One of the two men convicted for scamming the North Shore City Council has had most of his convictions quashed and no retrial ordered for them, in a Court of Appeal ruling.
Suresh Din and Hemant Kumar Maharaj were sentenced in the Auckland District Court last July for corruptly obtaining public funds from North Shore City Council.
Maharaj was convicted of 13 charges of dishonestly using a document, using a document with intent to defraud and perverting the course of justice.
Din was convicted of 18 charges of dishonestly using a document and using a document with intent to defraud.
Maharaj was jailed for two years and 10 months and Din was sentenced 10 months' home detention and 350 hours of community service following a Serious Fraud Office (SFO) prosecution.
Their offending occurred over a period of about 10 years while Maharaj was working for the North Shore City Council.
The duo formed an agreement to invoice the council for road and berm maintenance work, however the work was never completed.
They used 151 invoices in their scheme, with Din submitting the invoices under the name of S Din Family Trust.
Din appealed against all his convictions on the basis that errors by his lawyer during the trial resulted in a miscarriage of justice.

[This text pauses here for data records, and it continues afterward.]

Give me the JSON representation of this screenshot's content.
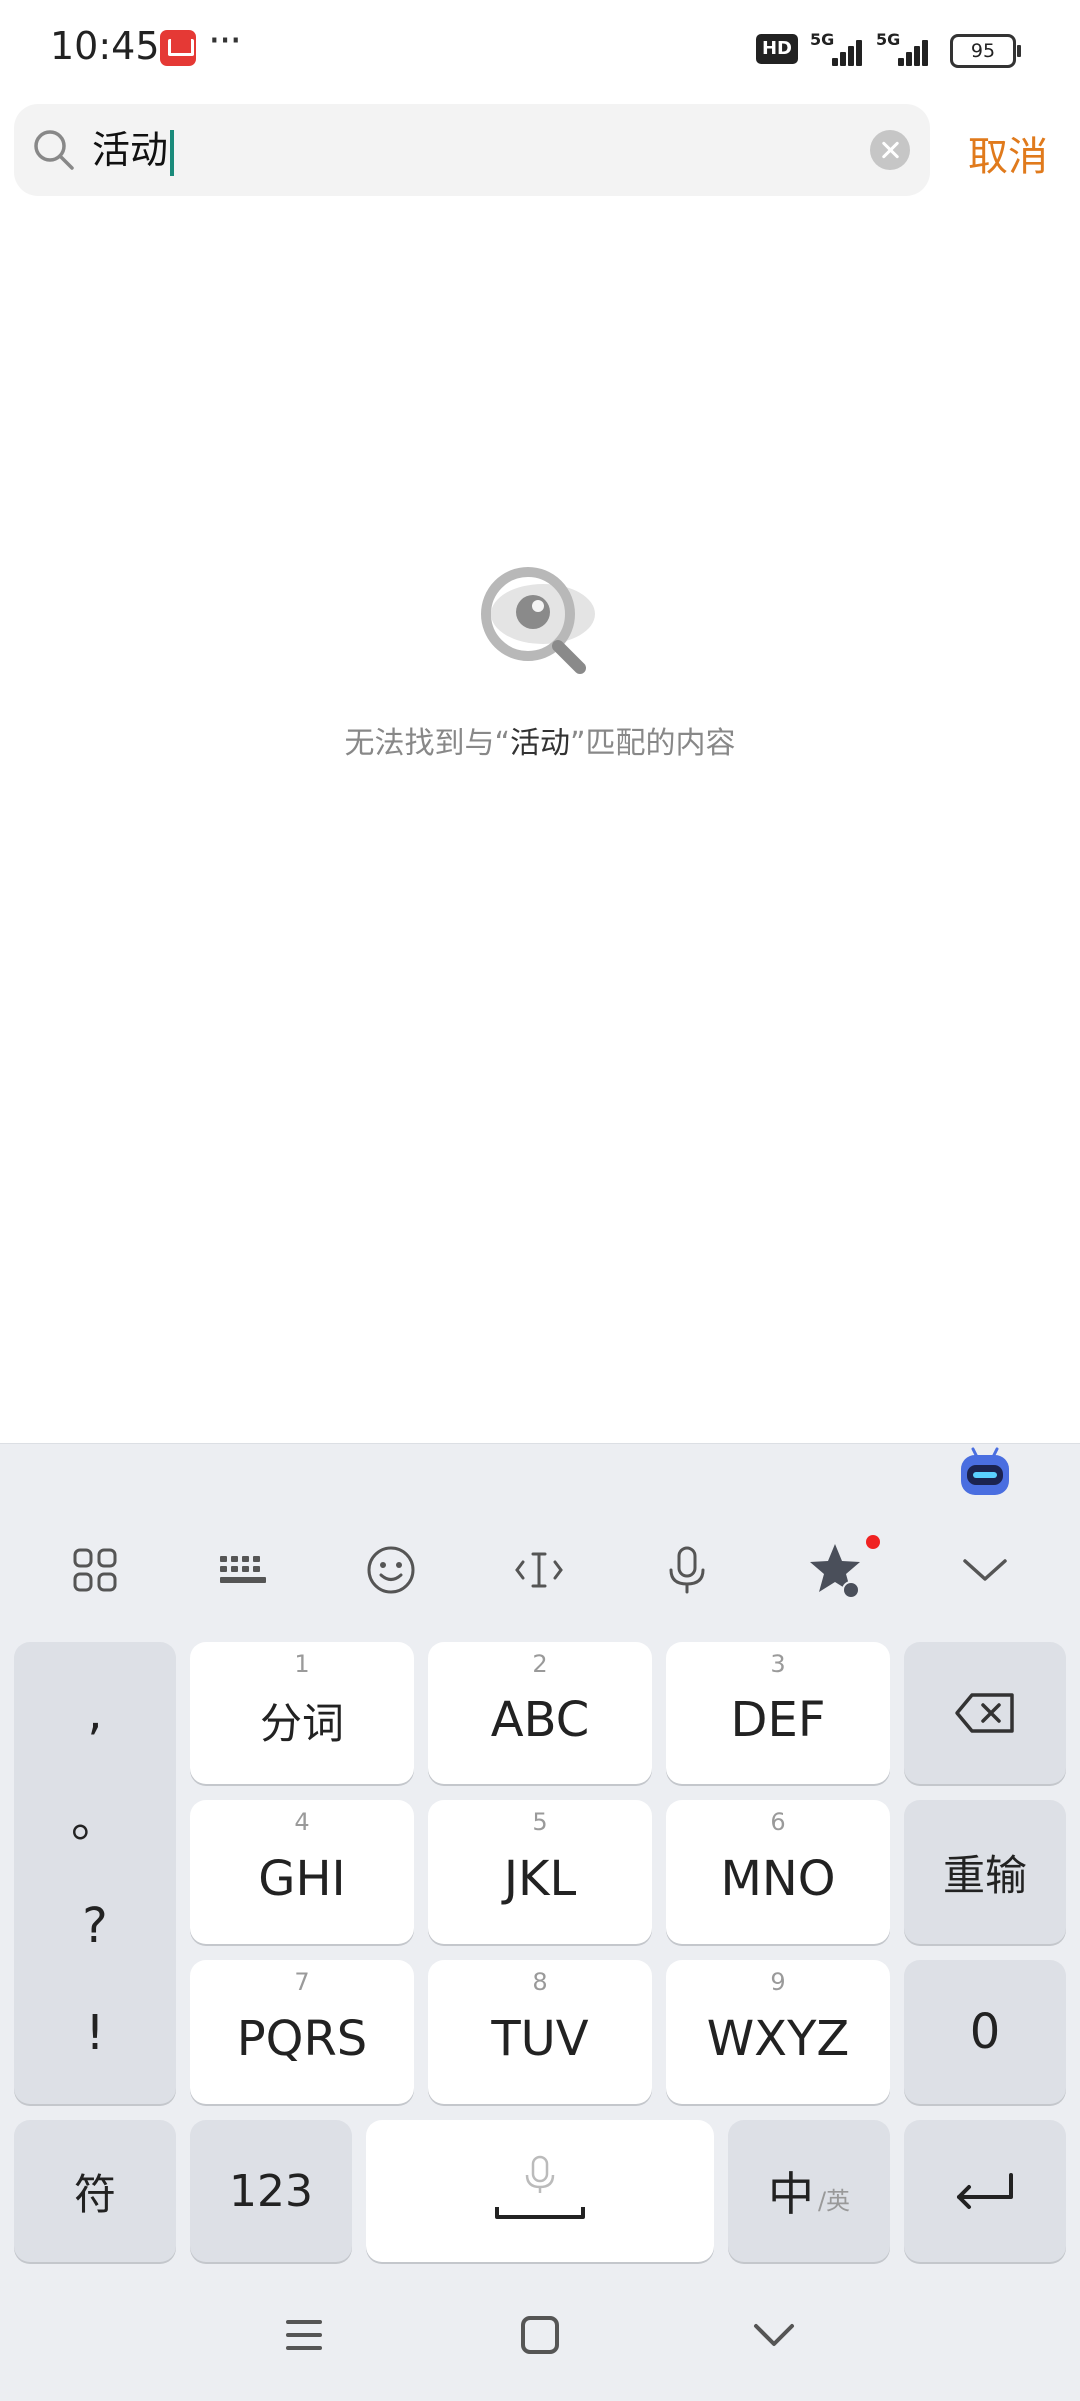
{
  "status_bar": {
    "time": "10:45",
    "more": "···",
    "hd": "HD",
    "network1": "5G",
    "network2": "5G",
    "battery": "95"
  },
  "search": {
    "value": "活动",
    "cancel_label": "取消"
  },
  "empty_state": {
    "prefix": "无法找到与“",
    "keyword": "活动",
    "suffix": "”匹配的内容"
  },
  "keyboard": {
    "toolbar_icons": [
      "grid-icon",
      "keyboard-icon",
      "emoji-icon",
      "cursor-icon",
      "microphone-icon",
      "star-icon",
      "chevron-down-icon"
    ],
    "punctuation": [
      ",",
      "。",
      "?",
      "!"
    ],
    "keys": [
      {
        "num": "1",
        "label": "分词"
      },
      {
        "num": "2",
        "label": "ABC"
      },
      {
        "num": "3",
        "label": "DEF"
      },
      {
        "num": "4",
        "label": "GHI"
      },
      {
        "num": "5",
        "label": "JKL"
      },
      {
        "num": "6",
        "label": "MNO"
      },
      {
        "num": "7",
        "label": "PQRS"
      },
      {
        "num": "8",
        "label": "TUV"
      },
      {
        "num": "9",
        "label": "WXYZ"
      }
    ],
    "retype_label": "重输",
    "zero_label": "0",
    "symbol_label": "符",
    "numeric_label": "123",
    "lang_primary": "中",
    "lang_secondary": "/英"
  },
  "colors": {
    "accent": "#e07a1c",
    "caret": "#1a8a7a",
    "keyboard_bg": "#eceef2"
  }
}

Maharaj appealed against six of his convictions on the grounds that errors by his lawyer and the trial judge resulted in a miscarriage of justice.
He also argued his sentence was manifestly high as a result of the starting point being too high.
Justices Rhys Harrison, Patricia Courtney and Denis Clifford allowed Din's appeal against 11 of his 18 convictions and said because he had almost served his home detention sentence, they would not order a retrial.
But they dismissed his appeal against the remaining convictions, which related to money he received from the council.
The justices said because Din was advised by his lawyer not to give evidence during the trial and his lawyer erred in the type of defence available to him, Din was deprived of a fair trial.
They dismissed Maharaj's appeal against his convictions and sentence.
In regards to Maharaj, the justices said the sentencing judge's starting point was accurate considering his sustained effort to defraud his employer.
They dismissed his arguments relating to his convictions as having no substance.